Richie Marquez: A-
Assertive from the jump, he set the tone with two well-timed first-half tackles on Higuain.
Not many negatives from Marquez, who maybe could have bodied Adam Jahn on the Columbus goal. It seemed like everybody on the field was enthralled by the goal-line scramble and lost focus for a moment.
Josh Yaro: A-
Smart and solid all game long.
This was the penalty shout at the end of the game that didn't get called.
Keegan Rosenberry: A-
He was able to get into advanced positions early on, which was made possible by Herbers' tendency to drift inside.
On the goal, it's a mature and veteran type of slashing run into the box. You don't see that from rookie strikers, let along rookie fullbacks.
Defensively, I thought he played a good game and had a big 1v1 win inside the box during the final stages of the game.
Andre Blake: A-
He had a big save early, when a cross made it to the far post.

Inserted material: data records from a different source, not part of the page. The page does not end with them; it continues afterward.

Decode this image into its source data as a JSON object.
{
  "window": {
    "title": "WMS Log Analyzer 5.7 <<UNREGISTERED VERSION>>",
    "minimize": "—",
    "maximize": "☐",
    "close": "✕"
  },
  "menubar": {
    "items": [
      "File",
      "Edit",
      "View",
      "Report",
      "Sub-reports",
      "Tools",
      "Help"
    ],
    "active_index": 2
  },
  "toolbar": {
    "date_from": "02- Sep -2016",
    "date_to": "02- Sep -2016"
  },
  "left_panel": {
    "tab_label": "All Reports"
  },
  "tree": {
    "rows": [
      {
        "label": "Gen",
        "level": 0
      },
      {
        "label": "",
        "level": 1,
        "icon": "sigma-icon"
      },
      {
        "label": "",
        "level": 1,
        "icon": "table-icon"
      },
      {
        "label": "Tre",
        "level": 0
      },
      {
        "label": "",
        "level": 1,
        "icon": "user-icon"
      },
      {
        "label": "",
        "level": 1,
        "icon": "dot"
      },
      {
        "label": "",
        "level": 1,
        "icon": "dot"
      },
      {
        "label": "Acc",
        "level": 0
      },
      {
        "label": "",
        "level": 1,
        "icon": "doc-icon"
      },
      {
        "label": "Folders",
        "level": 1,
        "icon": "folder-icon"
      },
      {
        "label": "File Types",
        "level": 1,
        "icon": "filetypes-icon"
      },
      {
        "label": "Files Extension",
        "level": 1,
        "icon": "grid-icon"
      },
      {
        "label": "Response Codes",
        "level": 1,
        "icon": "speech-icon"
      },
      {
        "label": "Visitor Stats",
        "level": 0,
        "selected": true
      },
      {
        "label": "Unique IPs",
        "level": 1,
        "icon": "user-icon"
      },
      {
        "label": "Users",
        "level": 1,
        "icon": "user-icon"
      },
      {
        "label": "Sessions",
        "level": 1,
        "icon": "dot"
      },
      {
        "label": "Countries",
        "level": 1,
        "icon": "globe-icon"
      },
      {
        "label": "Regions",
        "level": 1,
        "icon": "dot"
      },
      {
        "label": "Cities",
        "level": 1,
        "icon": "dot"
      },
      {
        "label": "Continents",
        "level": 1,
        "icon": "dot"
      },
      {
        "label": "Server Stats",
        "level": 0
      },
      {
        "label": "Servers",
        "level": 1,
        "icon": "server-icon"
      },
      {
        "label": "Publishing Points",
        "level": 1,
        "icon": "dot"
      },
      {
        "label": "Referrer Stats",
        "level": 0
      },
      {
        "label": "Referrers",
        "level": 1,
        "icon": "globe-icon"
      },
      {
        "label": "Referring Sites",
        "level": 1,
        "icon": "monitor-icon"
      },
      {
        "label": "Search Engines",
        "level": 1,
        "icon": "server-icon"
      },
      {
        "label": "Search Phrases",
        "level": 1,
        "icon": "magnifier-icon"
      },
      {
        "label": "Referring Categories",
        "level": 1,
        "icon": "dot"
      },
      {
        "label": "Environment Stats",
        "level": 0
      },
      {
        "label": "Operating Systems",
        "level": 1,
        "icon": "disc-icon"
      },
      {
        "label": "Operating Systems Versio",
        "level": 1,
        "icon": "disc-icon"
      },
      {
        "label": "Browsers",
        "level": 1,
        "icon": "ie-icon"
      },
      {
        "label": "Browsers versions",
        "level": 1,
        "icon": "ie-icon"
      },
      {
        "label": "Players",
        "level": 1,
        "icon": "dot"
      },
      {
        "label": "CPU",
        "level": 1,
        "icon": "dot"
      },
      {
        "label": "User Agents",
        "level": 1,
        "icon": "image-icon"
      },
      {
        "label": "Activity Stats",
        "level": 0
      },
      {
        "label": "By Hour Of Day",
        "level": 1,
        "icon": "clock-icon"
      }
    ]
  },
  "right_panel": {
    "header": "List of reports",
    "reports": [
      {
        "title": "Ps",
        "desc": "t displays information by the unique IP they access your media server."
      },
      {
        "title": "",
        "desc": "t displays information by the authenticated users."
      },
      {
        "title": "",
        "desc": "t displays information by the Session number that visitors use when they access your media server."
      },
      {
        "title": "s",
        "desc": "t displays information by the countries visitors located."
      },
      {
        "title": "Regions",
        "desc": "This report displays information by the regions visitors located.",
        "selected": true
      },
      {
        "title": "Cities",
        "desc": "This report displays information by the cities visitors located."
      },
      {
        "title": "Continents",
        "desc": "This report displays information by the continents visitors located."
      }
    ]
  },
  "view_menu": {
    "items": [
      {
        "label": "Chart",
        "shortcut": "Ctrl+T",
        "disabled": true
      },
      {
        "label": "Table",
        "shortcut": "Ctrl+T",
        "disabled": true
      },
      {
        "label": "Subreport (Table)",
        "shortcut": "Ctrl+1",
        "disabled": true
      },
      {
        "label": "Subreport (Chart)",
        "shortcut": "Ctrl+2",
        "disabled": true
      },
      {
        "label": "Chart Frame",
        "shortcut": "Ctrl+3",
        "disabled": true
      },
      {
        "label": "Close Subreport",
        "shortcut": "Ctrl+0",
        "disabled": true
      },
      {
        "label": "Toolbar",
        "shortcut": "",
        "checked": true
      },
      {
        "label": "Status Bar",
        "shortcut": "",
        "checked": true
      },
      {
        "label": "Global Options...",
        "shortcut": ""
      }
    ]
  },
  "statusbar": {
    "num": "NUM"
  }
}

Blake was commanding in the box and snagged mostly everything out of the air. The only quirky part of his evening was when he pulled back from a cross that he would normally claim. Tony Tchani whiffed on the header and Pontius had appeared to leave his mark and allow Blake to claim.
66' Roland Alberg: B
He got the secondary assist on the game-winning goal, then just missed Barnetta with an incisive ball a short time later.
The best part was seeing Alberg pause, then pick himself up and hustle back defensively after that sequence. It was a really positive show of body language and commitment to team defense.
81' Charlie Davies: N/A
He was asked to come in, relieve pressure, and be an outlet at the top of the formation.
Referee: Allen Chapman: B
No real issues for me. It looked like the linesman jumped the gun on the Crew goal call, so it would have been nice to see Chapman at least go over to the side and have a conversation about it.
The sequence with Barnetta on the ground, ball between his legs, was a bit goofy and probably included a foul.